(Dataset rows for apps and sites)
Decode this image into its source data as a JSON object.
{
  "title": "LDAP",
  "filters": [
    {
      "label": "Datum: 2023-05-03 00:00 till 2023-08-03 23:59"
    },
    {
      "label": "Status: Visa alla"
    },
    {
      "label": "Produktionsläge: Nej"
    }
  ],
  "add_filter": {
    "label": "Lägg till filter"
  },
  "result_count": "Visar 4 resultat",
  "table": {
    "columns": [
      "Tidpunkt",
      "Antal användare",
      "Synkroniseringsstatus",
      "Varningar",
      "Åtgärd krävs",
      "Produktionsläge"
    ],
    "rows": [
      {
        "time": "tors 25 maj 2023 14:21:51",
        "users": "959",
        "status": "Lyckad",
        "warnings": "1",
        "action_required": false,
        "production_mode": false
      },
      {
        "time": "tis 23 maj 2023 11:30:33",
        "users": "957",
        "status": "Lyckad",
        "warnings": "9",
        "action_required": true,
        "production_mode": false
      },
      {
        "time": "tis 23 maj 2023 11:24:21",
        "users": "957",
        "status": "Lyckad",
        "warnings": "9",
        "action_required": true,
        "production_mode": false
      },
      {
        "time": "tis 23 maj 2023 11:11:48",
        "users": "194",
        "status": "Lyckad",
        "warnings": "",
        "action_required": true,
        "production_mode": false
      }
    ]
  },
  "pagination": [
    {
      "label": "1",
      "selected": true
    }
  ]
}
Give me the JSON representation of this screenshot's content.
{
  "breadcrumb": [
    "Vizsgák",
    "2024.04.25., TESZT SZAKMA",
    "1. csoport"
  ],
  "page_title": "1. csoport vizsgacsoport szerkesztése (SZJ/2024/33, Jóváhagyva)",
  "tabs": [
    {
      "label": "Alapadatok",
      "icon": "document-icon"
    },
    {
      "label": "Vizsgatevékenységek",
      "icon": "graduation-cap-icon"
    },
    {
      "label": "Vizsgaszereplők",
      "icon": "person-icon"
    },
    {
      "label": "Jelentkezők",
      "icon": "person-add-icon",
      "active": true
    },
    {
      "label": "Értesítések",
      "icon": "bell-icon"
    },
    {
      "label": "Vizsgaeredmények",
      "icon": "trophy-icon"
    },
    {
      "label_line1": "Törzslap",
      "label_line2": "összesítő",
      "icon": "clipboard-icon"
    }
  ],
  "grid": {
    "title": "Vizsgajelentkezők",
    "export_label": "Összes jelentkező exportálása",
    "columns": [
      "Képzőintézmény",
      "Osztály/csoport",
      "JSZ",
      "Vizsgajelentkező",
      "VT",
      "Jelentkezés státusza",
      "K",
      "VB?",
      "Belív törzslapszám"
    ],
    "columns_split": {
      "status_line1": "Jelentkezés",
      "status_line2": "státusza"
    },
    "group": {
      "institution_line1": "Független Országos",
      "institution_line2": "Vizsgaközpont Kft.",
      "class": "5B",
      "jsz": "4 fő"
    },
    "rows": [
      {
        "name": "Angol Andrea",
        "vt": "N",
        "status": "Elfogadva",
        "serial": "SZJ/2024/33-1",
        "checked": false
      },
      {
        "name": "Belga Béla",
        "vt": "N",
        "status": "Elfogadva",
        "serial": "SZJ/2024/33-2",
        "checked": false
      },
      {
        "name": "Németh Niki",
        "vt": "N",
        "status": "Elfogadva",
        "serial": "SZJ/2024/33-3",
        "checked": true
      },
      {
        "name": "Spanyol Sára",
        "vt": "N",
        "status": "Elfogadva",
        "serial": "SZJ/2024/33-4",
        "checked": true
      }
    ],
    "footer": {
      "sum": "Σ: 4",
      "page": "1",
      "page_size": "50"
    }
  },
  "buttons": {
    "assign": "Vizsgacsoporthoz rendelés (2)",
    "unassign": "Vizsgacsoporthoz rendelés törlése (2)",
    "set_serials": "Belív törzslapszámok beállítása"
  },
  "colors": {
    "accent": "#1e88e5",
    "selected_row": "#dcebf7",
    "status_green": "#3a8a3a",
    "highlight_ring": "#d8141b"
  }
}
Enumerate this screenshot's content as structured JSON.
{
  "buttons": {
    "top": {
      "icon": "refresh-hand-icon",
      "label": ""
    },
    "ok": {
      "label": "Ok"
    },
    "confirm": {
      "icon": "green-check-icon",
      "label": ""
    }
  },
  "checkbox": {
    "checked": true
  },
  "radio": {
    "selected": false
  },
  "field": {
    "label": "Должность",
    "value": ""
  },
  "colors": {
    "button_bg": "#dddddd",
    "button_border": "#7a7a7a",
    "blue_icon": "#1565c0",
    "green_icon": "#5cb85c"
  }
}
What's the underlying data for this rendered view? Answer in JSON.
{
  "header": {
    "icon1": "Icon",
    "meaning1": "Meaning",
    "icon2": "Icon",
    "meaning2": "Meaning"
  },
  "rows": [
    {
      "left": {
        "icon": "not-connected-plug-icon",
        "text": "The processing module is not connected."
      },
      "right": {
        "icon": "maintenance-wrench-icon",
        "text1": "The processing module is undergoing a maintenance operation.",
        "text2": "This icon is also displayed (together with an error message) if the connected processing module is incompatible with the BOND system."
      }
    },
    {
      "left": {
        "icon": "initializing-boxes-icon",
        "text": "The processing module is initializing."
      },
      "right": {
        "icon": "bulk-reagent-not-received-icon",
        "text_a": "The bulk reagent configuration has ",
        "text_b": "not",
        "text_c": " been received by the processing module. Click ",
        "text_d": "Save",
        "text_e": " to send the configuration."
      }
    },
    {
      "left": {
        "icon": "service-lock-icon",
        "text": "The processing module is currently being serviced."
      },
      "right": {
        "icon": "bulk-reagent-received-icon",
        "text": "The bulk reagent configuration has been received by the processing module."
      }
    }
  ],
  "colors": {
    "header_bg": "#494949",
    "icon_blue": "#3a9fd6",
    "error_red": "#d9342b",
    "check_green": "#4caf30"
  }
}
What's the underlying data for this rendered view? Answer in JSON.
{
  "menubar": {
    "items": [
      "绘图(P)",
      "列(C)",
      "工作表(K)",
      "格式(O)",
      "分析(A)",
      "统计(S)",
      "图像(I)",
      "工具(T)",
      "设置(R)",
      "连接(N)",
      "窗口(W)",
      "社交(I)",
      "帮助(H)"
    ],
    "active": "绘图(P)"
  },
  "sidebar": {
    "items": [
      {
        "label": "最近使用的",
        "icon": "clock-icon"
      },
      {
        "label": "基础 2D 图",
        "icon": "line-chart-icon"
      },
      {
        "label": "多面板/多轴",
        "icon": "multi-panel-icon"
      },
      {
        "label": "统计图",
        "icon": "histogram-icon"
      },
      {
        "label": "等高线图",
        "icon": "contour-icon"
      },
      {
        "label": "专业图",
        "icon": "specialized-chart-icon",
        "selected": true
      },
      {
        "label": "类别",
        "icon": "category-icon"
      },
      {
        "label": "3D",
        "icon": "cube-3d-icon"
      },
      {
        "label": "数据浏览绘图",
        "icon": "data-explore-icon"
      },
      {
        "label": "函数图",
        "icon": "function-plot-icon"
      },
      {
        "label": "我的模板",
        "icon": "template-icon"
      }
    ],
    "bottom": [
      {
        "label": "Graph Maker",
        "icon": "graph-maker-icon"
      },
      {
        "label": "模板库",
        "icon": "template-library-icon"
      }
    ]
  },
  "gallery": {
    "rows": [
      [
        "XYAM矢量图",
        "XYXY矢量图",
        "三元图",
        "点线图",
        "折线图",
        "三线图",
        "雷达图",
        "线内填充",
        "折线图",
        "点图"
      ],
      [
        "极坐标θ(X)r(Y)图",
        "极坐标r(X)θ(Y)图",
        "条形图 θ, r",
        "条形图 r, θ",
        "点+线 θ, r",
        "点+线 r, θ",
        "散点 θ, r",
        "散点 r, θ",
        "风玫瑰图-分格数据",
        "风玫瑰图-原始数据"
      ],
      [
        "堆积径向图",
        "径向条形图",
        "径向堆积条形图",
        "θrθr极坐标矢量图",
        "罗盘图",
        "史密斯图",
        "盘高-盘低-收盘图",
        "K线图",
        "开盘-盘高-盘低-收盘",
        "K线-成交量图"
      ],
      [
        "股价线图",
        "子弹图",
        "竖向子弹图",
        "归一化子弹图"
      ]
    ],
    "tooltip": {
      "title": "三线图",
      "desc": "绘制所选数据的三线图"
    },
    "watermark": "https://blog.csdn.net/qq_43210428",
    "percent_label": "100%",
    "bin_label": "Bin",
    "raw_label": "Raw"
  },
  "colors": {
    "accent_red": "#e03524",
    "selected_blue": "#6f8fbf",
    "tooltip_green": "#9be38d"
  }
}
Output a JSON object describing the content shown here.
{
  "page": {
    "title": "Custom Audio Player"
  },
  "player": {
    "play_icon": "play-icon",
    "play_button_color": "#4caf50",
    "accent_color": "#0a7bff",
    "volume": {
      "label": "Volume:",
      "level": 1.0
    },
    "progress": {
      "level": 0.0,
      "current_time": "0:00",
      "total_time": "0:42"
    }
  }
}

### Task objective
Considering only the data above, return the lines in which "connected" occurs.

### Answer space
        "icon": "not-connected-plug-icon",
        "text": "The processing module is not connected."
        "text2": "This icon is also displayed (together with an error message) if the connected processing module is incompatible with the BOND system."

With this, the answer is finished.